→ RECORDS FOR THE TASK
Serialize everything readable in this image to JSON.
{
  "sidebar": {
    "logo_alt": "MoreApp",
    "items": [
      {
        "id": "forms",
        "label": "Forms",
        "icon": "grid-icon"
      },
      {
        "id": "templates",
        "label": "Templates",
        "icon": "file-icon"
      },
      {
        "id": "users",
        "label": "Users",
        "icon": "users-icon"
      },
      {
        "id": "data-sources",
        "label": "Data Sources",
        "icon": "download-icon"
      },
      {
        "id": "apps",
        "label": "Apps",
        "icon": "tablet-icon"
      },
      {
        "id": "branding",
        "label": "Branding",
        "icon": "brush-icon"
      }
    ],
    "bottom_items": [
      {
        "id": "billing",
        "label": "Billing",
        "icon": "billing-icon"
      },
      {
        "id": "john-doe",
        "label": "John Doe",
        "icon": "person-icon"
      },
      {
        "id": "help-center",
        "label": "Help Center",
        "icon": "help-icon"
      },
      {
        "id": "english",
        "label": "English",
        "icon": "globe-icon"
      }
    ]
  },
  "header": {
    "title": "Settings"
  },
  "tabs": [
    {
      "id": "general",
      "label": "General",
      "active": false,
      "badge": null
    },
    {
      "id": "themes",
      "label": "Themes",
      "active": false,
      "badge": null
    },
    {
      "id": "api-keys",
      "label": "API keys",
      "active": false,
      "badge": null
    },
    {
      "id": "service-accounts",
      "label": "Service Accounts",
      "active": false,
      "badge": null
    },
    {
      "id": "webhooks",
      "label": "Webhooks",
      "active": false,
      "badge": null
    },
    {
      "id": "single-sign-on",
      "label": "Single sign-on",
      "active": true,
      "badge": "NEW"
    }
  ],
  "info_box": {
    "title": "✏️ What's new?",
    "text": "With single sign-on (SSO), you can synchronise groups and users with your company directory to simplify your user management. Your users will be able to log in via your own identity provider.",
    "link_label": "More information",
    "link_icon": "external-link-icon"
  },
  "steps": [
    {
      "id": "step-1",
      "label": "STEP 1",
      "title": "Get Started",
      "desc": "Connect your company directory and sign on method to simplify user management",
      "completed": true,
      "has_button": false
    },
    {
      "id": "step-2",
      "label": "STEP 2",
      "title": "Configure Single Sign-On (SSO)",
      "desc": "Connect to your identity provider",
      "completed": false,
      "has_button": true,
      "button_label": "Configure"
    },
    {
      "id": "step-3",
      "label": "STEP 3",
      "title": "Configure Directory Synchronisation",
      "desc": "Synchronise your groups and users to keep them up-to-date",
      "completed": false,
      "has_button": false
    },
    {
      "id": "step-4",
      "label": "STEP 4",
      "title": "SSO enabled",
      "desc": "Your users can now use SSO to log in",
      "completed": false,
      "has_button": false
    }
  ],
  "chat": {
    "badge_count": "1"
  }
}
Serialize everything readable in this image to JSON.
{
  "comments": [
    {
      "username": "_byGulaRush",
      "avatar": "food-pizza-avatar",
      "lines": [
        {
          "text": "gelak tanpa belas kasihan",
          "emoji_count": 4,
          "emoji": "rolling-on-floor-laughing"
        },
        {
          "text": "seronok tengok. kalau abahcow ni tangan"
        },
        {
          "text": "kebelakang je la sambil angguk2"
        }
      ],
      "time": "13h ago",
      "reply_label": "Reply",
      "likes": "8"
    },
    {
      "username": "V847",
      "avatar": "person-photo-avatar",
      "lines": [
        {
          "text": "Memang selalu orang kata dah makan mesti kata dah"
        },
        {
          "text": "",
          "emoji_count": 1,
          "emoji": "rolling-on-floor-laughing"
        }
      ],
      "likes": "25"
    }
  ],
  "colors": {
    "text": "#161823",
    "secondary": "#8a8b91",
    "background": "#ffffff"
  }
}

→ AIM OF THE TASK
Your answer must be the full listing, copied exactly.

→ RESULT OF THIS EXERCISE
Serialize everything readable in this image to JSON.
{
  "sidebar": {
    "logo_alt": "MoreApp",
    "items": [
      {
        "id": "forms",
        "label": "Forms",
        "icon": "grid-icon"
      },
      {
        "id": "templates",
        "label": "Templates",
        "icon": "file-icon"
      },
      {
        "id": "users",
        "label": "Users",
        "icon": "users-icon"
      },
      {
        "id": "data-sources",
        "label": "Data Sources",
        "icon": "download-icon"
      },
      {
        "id": "apps",
        "label": "Apps",
        "icon": "tablet-icon"
      },
      {
        "id": "branding",
        "label": "Branding",
        "icon": "brush-icon"
      }
    ],
    "bottom_items": [
      {
        "id": "billing",
        "label": "Billing",
        "icon": "billing-icon"
      },
      {
        "id": "john-doe",
        "label": "John Doe",
        "icon": "person-icon"
      },
      {
        "id": "help-center",
        "label": "Help Center",
        "icon": "help-icon"
      },
      {
        "id": "english",
        "label": "English",
        "icon": "globe-icon"
      }
    ]
  },
  "header": {
    "title": "Settings"
  },
  "tabs": [
    {
      "id": "general",
      "label": "General",
      "active": false,
      "badge": null
    },
    {
      "id": "themes",
      "label": "Themes",
      "active": false,
      "badge": null
    },
    {
      "id": "api-keys",
      "label": "API keys",
      "active": false,
      "badge": null
    },
    {
      "id": "service-accounts",
      "label": "Service Accounts",
      "active": false,
      "badge": null
    },
    {
      "id": "webhooks",
      "label": "Webhooks",
      "active": false,
      "badge": null
    },
    {
      "id": "single-sign-on",
      "label": "Single sign-on",
      "active": true,
      "badge": "NEW"
    }
  ],
  "info_box": {
    "title": "✏️ What's new?",
    "text": "With single sign-on (SSO), you can synchronise groups and users with your company directory to simplify your user management. Your users will be able to log in via your own identity provider.",
    "link_label": "More information",
    "link_icon": "external-link-icon"
  },
  "steps": [
    {
      "id": "step-1",
      "label": "STEP 1",
      "title": "Get Started",
      "desc": "Connect your company directory and sign on method to simplify user management",
      "completed": true,
      "has_button": false
    },
    {
      "id": "step-2",
      "label": "STEP 2",
      "title": "Configure Single Sign-On (SSO)",
      "desc": "Connect to your identity provider",
      "completed": false,
      "has_button": true,
      "button_label": "Configure"
    },
    {
      "id": "step-3",
      "label": "STEP 3",
      "title": "Configure Directory Synchronisation",
      "desc": "Synchronise your groups and users to keep them up-to-date",
      "completed": false,
      "has_button": false
    },
    {
      "id": "step-4",
      "label": "STEP 4",
      "title": "SSO enabled",
      "desc": "Your users can now use SSO to log in",
      "completed": false,
      "has_button": false
    }
  ],
  "chat": {
    "badge_count": "1"
  }
}
Serialize everything readable in this image to JSON.
{
  "comments": [
    {
      "username": "_byGulaRush",
      "avatar": "food-pizza-avatar",
      "lines": [
        {
          "text": "gelak tanpa belas kasihan",
          "emoji_count": 4,
          "emoji": "rolling-on-floor-laughing"
        },
        {
          "text": "seronok tengok. kalau abahcow ni tangan"
        },
        {
          "text": "kebelakang je la sambil angguk2"
        }
      ],
      "time": "13h ago",
      "reply_label": "Reply",
      "likes": "8"
    },
    {
      "username": "V847",
      "avatar": "person-photo-avatar",
      "lines": [
        {
          "text": "Memang selalu orang kata dah makan mesti kata dah"
        },
        {
          "text": "",
          "emoji_count": 1,
          "emoji": "rolling-on-floor-laughing"
        }
      ],
      "likes": "25"
    }
  ],
  "colors": {
    "text": "#161823",
    "secondary": "#8a8b91",
    "background": "#ffffff"
  }
}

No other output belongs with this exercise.